**INSTRUCTIONS TO FOLLOW**
Print out each record, keeping it identical to the original.

[Data about app and page elements]
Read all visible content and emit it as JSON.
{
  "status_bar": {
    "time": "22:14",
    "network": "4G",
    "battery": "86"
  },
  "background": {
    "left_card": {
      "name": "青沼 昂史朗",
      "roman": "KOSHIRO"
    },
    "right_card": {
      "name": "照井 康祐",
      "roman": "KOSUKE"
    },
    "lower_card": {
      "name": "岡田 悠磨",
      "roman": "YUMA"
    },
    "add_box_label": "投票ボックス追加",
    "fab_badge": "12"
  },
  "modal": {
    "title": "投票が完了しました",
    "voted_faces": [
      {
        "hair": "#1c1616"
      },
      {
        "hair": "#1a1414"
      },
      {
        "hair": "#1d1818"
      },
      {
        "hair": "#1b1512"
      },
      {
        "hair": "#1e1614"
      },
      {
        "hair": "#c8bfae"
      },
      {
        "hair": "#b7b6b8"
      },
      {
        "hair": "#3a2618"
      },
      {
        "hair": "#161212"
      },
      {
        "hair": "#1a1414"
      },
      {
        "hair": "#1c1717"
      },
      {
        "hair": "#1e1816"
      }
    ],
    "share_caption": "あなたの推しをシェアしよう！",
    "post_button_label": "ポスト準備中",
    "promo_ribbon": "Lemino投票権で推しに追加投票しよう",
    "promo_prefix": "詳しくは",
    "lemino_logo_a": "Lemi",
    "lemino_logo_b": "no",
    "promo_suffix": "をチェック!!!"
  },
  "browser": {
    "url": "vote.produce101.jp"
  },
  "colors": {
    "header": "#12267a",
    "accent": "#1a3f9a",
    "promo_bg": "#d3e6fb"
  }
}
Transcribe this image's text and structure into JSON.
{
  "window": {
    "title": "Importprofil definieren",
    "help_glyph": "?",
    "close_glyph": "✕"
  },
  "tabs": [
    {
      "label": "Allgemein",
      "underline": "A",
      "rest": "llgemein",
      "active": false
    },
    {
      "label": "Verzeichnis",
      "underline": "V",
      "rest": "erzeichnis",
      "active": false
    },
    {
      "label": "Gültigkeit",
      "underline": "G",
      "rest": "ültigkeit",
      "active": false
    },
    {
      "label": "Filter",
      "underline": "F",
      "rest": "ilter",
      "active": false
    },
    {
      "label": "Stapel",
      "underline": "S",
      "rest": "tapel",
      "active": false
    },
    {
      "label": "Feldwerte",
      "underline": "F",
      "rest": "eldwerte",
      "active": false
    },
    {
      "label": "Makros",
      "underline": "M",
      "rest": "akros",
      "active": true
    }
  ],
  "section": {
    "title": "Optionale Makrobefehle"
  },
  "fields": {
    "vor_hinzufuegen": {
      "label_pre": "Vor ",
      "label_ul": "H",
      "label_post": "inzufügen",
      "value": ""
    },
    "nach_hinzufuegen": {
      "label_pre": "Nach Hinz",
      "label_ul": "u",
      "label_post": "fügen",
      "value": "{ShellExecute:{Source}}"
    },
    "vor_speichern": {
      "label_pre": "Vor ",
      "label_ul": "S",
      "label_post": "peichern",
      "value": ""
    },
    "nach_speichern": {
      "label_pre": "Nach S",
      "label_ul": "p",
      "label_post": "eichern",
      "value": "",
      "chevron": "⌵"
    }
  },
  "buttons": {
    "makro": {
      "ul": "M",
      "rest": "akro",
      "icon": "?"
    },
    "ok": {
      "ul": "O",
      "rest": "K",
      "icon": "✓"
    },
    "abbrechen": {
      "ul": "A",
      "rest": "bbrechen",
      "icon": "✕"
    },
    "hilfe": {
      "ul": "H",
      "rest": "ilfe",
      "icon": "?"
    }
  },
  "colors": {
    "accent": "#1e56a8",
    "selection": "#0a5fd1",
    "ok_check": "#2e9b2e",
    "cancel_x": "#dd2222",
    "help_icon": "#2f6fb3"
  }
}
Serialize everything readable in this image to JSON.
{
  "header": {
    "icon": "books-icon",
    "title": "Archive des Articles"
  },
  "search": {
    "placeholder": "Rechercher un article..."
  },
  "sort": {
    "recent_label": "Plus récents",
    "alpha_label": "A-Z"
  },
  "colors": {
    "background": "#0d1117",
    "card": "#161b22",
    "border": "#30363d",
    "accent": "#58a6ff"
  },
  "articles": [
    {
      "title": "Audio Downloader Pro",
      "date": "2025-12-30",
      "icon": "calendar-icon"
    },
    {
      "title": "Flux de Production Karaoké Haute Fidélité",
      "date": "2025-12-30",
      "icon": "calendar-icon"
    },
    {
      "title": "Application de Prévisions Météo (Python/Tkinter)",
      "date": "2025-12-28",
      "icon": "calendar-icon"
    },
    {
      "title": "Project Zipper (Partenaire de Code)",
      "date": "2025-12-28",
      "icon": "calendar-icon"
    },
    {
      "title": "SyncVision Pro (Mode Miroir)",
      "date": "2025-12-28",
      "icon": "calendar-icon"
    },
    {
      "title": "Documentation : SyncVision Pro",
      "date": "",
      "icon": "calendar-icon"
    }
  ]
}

**RESPONSE TO THIS TASK**
Read all visible content and emit it as JSON.
{
  "status_bar": {
    "time": "22:14",
    "network": "4G",
    "battery": "86"
  },
  "background": {
    "left_card": {
      "name": "青沼 昂史朗",
      "roman": "KOSHIRO"
    },
    "right_card": {
      "name": "照井 康祐",
      "roman": "KOSUKE"
    },
    "lower_card": {
      "name": "岡田 悠磨",
      "roman": "YUMA"
    },
    "add_box_label": "投票ボックス追加",
    "fab_badge": "12"
  },
  "modal": {
    "title": "投票が完了しました",
    "voted_faces": [
      {
        "hair": "#1c1616"
      },
      {
        "hair": "#1a1414"
      },
      {
        "hair": "#1d1818"
      },
      {
        "hair": "#1b1512"
      },
      {
        "hair": "#1e1614"
      },
      {
        "hair": "#c8bfae"
      },
      {
        "hair": "#b7b6b8"
      },
      {
        "hair": "#3a2618"
      },
      {
        "hair": "#161212"
      },
      {
        "hair": "#1a1414"
      },
      {
        "hair": "#1c1717"
      },
      {
        "hair": "#1e1816"
      }
    ],
    "share_caption": "あなたの推しをシェアしよう！",
    "post_button_label": "ポスト準備中",
    "promo_ribbon": "Lemino投票権で推しに追加投票しよう",
    "promo_prefix": "詳しくは",
    "lemino_logo_a": "Lemi",
    "lemino_logo_b": "no",
    "promo_suffix": "をチェック!!!"
  },
  "browser": {
    "url": "vote.produce101.jp"
  },
  "colors": {
    "header": "#12267a",
    "accent": "#1a3f9a",
    "promo_bg": "#d3e6fb"
  }
}
Transcribe this image's text and structure into JSON.
{
  "window": {
    "title": "Importprofil definieren",
    "help_glyph": "?",
    "close_glyph": "✕"
  },
  "tabs": [
    {
      "label": "Allgemein",
      "underline": "A",
      "rest": "llgemein",
      "active": false
    },
    {
      "label": "Verzeichnis",
      "underline": "V",
      "rest": "erzeichnis",
      "active": false
    },
    {
      "label": "Gültigkeit",
      "underline": "G",
      "rest": "ültigkeit",
      "active": false
    },
    {
      "label": "Filter",
      "underline": "F",
      "rest": "ilter",
      "active": false
    },
    {
      "label": "Stapel",
      "underline": "S",
      "rest": "tapel",
      "active": false
    },
    {
      "label": "Feldwerte",
      "underline": "F",
      "rest": "eldwerte",
      "active": false
    },
    {
      "label": "Makros",
      "underline": "M",
      "rest": "akros",
      "active": true
    }
  ],
  "section": {
    "title": "Optionale Makrobefehle"
  },
  "fields": {
    "vor_hinzufuegen": {
      "label_pre": "Vor ",
      "label_ul": "H",
      "label_post": "inzufügen",
      "value": ""
    },
    "nach_hinzufuegen": {
      "label_pre": "Nach Hinz",
      "label_ul": "u",
      "label_post": "fügen",
      "value": "{ShellExecute:{Source}}"
    },
    "vor_speichern": {
      "label_pre": "Vor ",
      "label_ul": "S",
      "label_post": "peichern",
      "value": ""
    },
    "nach_speichern": {
      "label_pre": "Nach S",
      "label_ul": "p",
      "label_post": "eichern",
      "value": "",
      "chevron": "⌵"
    }
  },
  "buttons": {
    "makro": {
      "ul": "M",
      "rest": "akro",
      "icon": "?"
    },
    "ok": {
      "ul": "O",
      "rest": "K",
      "icon": "✓"
    },
    "abbrechen": {
      "ul": "A",
      "rest": "bbrechen",
      "icon": "✕"
    },
    "hilfe": {
      "ul": "H",
      "rest": "ilfe",
      "icon": "?"
    }
  },
  "colors": {
    "accent": "#1e56a8",
    "selection": "#0a5fd1",
    "ok_check": "#2e9b2e",
    "cancel_x": "#dd2222",
    "help_icon": "#2f6fb3"
  }
}
Serialize everything readable in this image to JSON.
{
  "header": {
    "icon": "books-icon",
    "title": "Archive des Articles"
  },
  "search": {
    "placeholder": "Rechercher un article..."
  },
  "sort": {
    "recent_label": "Plus récents",
    "alpha_label": "A-Z"
  },
  "colors": {
    "background": "#0d1117",
    "card": "#161b22",
    "border": "#30363d",
    "accent": "#58a6ff"
  },
  "articles": [
    {
      "title": "Audio Downloader Pro",
      "date": "2025-12-30",
      "icon": "calendar-icon"
    },
    {
      "title": "Flux de Production Karaoké Haute Fidélité",
      "date": "2025-12-30",
      "icon": "calendar-icon"
    },
    {
      "title": "Application de Prévisions Météo (Python/Tkinter)",
      "date": "2025-12-28",
      "icon": "calendar-icon"
    },
    {
      "title": "Project Zipper (Partenaire de Code)",
      "date": "2025-12-28",
      "icon": "calendar-icon"
    },
    {
      "title": "SyncVision Pro (Mode Miroir)",
      "date": "2025-12-28",
      "icon": "calendar-icon"
    },
    {
      "title": "Documentation : SyncVision Pro",
      "date": "",
      "icon": "calendar-icon"
    }
  ]
}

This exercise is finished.